◆ **Exercise**
Across the entries that follow, how many lines have the word "subtitle" in them? Give only the number.

◆ **Dataset extract**
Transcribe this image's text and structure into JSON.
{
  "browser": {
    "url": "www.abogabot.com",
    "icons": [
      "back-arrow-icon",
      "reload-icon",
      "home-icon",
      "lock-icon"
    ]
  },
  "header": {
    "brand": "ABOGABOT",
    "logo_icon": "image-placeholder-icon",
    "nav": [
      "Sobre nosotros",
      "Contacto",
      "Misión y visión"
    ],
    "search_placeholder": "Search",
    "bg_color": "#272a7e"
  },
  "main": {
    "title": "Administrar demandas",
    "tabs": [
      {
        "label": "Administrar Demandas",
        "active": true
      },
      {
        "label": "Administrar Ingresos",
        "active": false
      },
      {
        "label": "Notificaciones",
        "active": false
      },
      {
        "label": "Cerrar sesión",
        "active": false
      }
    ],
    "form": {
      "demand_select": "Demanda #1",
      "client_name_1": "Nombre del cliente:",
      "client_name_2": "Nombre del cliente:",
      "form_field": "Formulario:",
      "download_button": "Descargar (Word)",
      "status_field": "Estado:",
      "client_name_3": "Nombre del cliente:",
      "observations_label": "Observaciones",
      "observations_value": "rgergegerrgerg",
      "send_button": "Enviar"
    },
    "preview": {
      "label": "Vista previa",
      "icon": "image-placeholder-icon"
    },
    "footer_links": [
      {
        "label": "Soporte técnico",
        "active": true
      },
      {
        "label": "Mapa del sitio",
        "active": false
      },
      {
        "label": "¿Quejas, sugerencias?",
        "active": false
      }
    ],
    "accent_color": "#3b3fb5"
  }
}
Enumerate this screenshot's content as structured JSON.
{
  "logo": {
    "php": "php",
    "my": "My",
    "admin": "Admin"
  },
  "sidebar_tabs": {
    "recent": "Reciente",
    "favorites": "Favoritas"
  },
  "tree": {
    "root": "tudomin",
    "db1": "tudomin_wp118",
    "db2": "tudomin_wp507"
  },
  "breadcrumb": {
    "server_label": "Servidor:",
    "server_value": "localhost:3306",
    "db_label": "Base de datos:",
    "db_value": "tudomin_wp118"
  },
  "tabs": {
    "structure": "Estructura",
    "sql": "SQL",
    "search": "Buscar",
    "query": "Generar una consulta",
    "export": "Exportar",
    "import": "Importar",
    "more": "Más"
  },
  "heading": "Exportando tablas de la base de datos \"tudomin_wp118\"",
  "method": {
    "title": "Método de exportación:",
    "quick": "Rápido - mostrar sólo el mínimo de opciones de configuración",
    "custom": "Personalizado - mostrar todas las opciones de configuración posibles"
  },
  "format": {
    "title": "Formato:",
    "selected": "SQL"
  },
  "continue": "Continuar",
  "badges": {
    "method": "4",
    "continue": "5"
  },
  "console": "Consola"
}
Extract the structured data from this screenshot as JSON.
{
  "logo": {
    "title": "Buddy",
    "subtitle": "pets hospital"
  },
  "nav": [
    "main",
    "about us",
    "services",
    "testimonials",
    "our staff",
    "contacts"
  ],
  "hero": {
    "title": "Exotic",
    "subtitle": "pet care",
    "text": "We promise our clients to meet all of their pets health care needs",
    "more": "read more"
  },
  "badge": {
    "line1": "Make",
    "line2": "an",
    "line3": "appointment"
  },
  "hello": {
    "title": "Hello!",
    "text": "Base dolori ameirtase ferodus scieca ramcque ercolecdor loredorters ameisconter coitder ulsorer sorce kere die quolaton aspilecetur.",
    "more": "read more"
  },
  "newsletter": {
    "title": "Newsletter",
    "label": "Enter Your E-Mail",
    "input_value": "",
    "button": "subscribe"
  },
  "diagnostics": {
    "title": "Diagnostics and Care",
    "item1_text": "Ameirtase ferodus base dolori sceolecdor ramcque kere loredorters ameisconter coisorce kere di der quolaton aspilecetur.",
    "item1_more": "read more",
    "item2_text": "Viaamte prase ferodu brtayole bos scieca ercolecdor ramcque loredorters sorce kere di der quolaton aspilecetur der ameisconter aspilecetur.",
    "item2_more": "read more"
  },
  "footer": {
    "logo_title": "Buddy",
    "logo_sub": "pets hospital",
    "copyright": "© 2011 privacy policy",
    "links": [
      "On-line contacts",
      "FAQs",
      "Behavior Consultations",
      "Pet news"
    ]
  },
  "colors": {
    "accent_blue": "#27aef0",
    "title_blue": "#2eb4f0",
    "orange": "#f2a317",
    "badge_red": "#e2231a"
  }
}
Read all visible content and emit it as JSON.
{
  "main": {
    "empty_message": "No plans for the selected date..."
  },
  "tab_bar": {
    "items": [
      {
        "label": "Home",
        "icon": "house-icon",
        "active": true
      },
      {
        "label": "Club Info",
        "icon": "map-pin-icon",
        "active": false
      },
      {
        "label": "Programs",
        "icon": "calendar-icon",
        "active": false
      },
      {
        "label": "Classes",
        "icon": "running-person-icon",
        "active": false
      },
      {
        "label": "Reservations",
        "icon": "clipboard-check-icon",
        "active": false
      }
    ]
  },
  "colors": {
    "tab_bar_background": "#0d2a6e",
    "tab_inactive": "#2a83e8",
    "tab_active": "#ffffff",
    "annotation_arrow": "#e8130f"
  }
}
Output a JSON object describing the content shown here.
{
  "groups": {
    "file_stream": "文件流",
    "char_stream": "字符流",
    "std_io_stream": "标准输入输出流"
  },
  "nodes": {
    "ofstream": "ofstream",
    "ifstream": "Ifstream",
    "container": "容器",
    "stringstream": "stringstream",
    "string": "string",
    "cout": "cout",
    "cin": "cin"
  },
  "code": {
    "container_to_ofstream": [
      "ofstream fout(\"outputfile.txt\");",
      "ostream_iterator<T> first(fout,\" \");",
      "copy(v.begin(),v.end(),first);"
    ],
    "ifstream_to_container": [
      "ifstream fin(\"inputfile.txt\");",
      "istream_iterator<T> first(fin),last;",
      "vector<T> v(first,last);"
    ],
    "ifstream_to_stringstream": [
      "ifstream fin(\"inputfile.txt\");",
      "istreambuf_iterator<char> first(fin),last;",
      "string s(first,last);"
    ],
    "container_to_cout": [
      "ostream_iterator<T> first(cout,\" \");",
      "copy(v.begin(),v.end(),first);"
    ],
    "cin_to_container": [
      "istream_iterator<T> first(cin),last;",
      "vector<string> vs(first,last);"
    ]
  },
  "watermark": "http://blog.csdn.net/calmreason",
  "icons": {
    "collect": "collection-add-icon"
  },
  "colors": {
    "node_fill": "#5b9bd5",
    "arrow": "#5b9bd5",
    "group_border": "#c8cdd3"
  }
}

◆ **Solution for this task**
2